Augustine. Exposition on the Book of Psalms. Schaff, Philip (editor). New York: Christian Literature Publishing Col, 1886. Nicene and Post-Nicene Church Fathers: Series 1: Volume VIII. Re-published 2014, Catholic Way Publishing. Kindle electronic edition, ISBN-13: 978-1-78379-372-3.
Augustine immediately identifies Psalm 22 as one “spoken in the person of The Crucified. For from the head of this Psalm are the words which He cried out, whilest hanging on the Cross” (Augustine Psalms, loc. 320529). The cry expressing forsakenness is because here Christ is bearing “the old man” who is far separated from God (Augustine Psalms, loc. 320535). For this reason, in verse 2, Augustine observes the cry to God is not heard, in the day or night. Augustine notes that this should serve as an encouragement to cry out to God all the more, as He hears when we depend on Him (Augustine Psalms, loc. 320541). It is the one who calls on him earnestly, as the “praise of Israel” (v. 3), who is heard, the one who hopes in God as did the patriarchs (v. 4). They were saved due to their hope in God.

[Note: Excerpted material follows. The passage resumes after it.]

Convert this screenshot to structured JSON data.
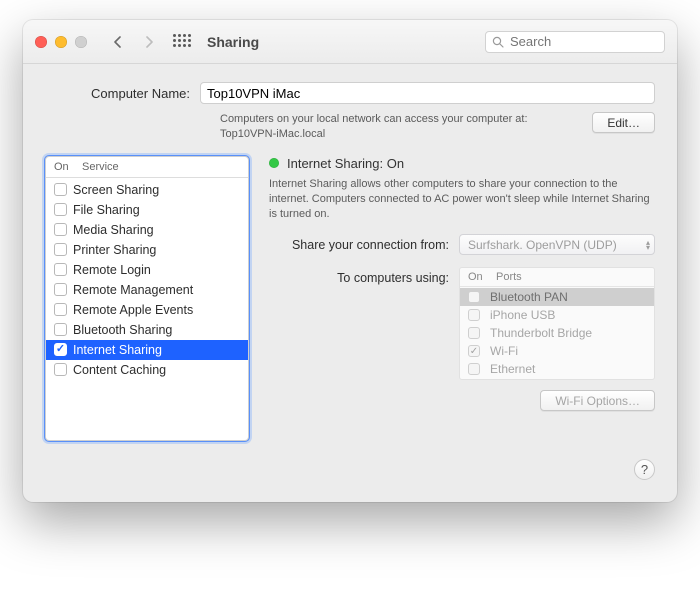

On the contrary, in verse 6, Jesus called on the Father at his death, when he was not even accepted by people. His humility brought scorn upon him (Augustine Psalms, loc. 320548). The laughing (v. 7) and derision (v. 8) were directly applied to Jesus, born of a woman, also, as Augustine recognizes, born from the Jews, who were covered in drakness (Augustine Psalms, loc. 320554). He was strengthened by God according to all the means given in Israel (v. 10) and depended on the Father in his earthly life (Augustine Psalms, loc. 320561). However, in his arrest, trial, and execution Jesus was surrounded by opponents (v. 12). Their mouths were opened against Christ. Augustine recognizes that Jesus’ accusers were not speaking the Scripture but their own desire, which was for His destruction (Augustine Psalms, loc. 320567). As a result, in verse 14, He was “poured out like water.” Augustine compares this to melting wax. His strength was dried up (v. 15). Augustine notes this is “not as hay, but a potsherd, which is made stronger by fire” (Augustine Psalms, loc. 320573). When Jesus could speak, his words were solid, but he was prevented from some speech (Augustine Psalms, loc. 320573). Yet in the last day, He was surrounded by “dogs” (v. 16) who would attack Him. As He was stretched on the cross (v. 17) his bones were visible. His captors took His clothing (v. 18) and still the Lord did not bring help (v. 19) (Augustine Psalms, loc. 320580). The plea, then, is that God woudl rescue His Son, in soul and body. Augustine again notes the importance ofthe body of Christ in His state of humility (Augustine Psalms, loc. 320586).
In the end, the Lord, once rescued, will declare God’s praise to all (v. 22). The Psalm then calls all Israel, all who fear the Lord, to sing praise to God, who, in verse 24, has not despised the poor one (Augustine Psalms, loc. 320593). This is the pure praise of God, that He is the one who cares for the poor and humble, just as He does for the crucified Christ. He gives abundance even to the poor (v. 26) (Augustine Psalms, loc. 320599). In this way God calls all the world to turn to Him (v. 27). God’s kingdom is the sufficiency of the people (v. 28), both poor and rich (v. 29). This, Augustine says, drives people to live in Him (v. 31). They are born in Hm by faith (Augustine Psalms, loc. 320618).